What are the main pitfalls composers need to consider when working with video games?

Composers need to be aware of any technical limitations or possibilities of the platform they are developing for. Play games, love games, understand technical aspects of all the different development platforms and you will avoid pitfalls.

What are the main functions of music within video games?

Music should never be in a game for the sake of it; it can often be better to say nothing than to use music to merely fill a gap. My remit is to provide a musical environment that helps deliver and emphasise the stories being told. Great music with detailed implementation will enhance the drama and emotion of any particular scenario, whether its purpose is to provide high adrenaline game play or maybe pull on a few heartstrings.

Are there any tested musical formulas that work especially well in video games?

I’m not a big fan of formulaic music, as soundtracks that don’t conform to public pre-conceptions are usually the ones that revolutionise our industry. Anything goes as far as I am concerned and if music jolts the senses, stirs up emotions and generally makes a player stop and think for a minute, then it’s doing a good job.

What percentage of specially commissioned music to pre-recorded music is in the average video game?

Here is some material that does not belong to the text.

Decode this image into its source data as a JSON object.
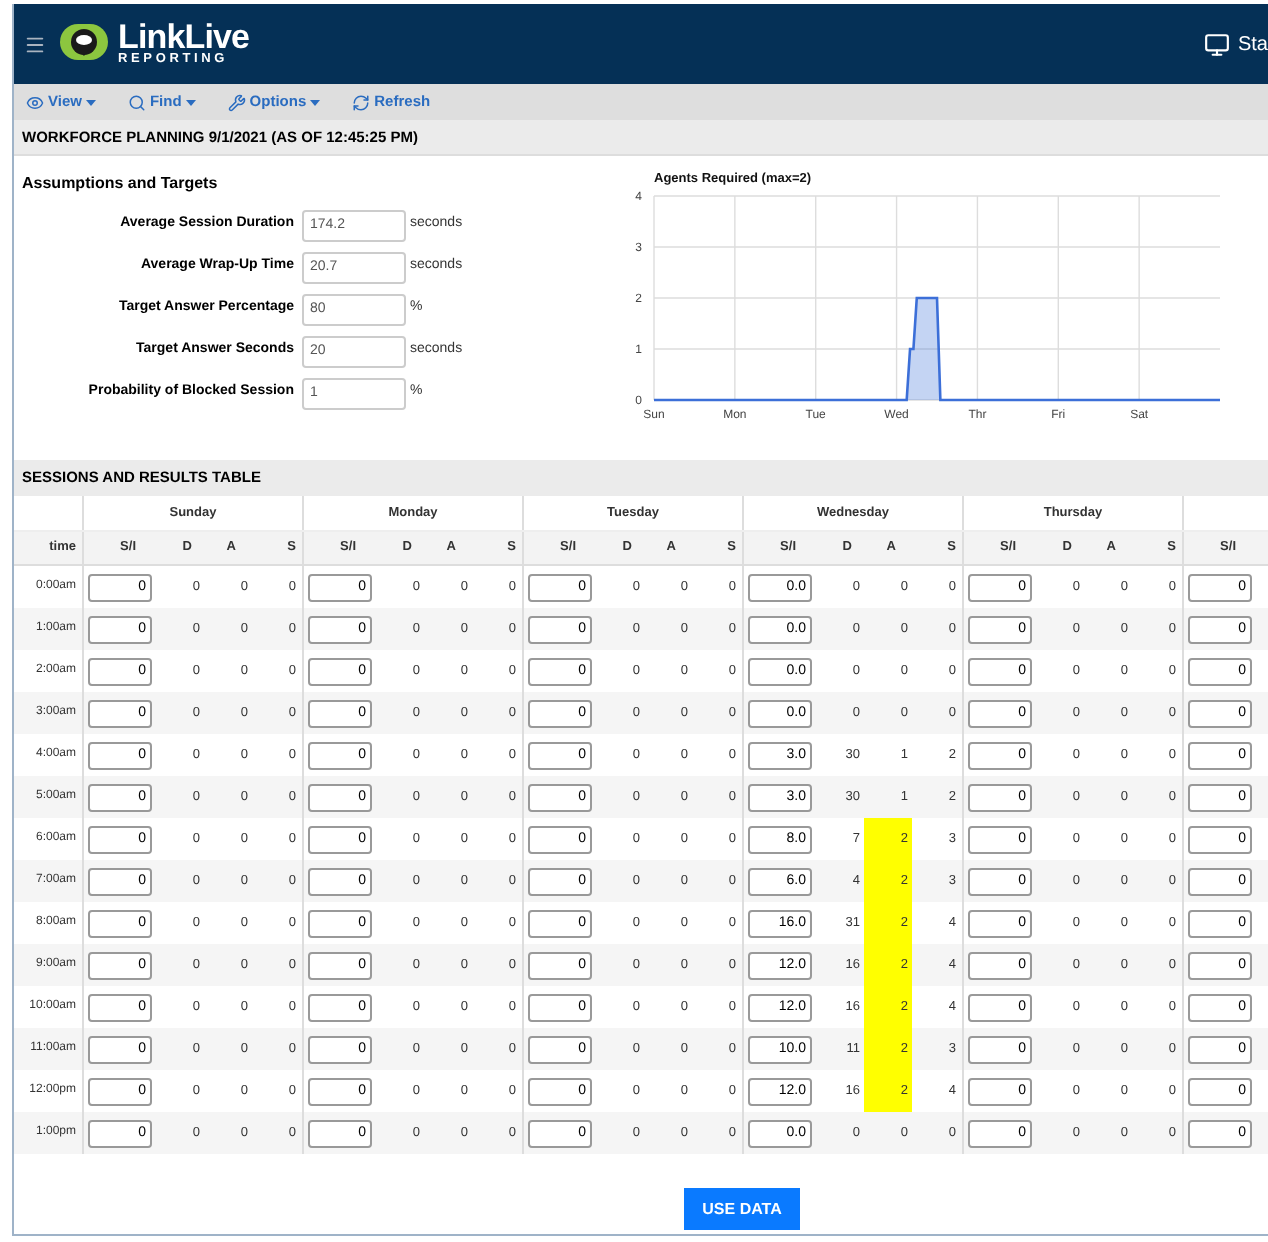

That depends entirely on the game and what the objective is for music in the game. At a previous studio I licensed over 150 commercial tracks for one game, whereas for most other games I have worked on entirely bespoke soundtracks. For me, specially commissioned music is always preferable because it is written to specific environments and circumstances

Is composing music within the gaming industry lucrative?

It certainly can be lucrative for established games composers. I guess like any industry if you have talent and you are passionate and show commitment, then the rewards will follow.

Which companies are the main games developers operating in the UK? 

Jagex is the largest independent games developer in the UK, although there are many other studios large and small dotted across the country.

Stephen will be talking about his experiences at the upcoming Game Music Connect conference on 9 September. Find out more about the event.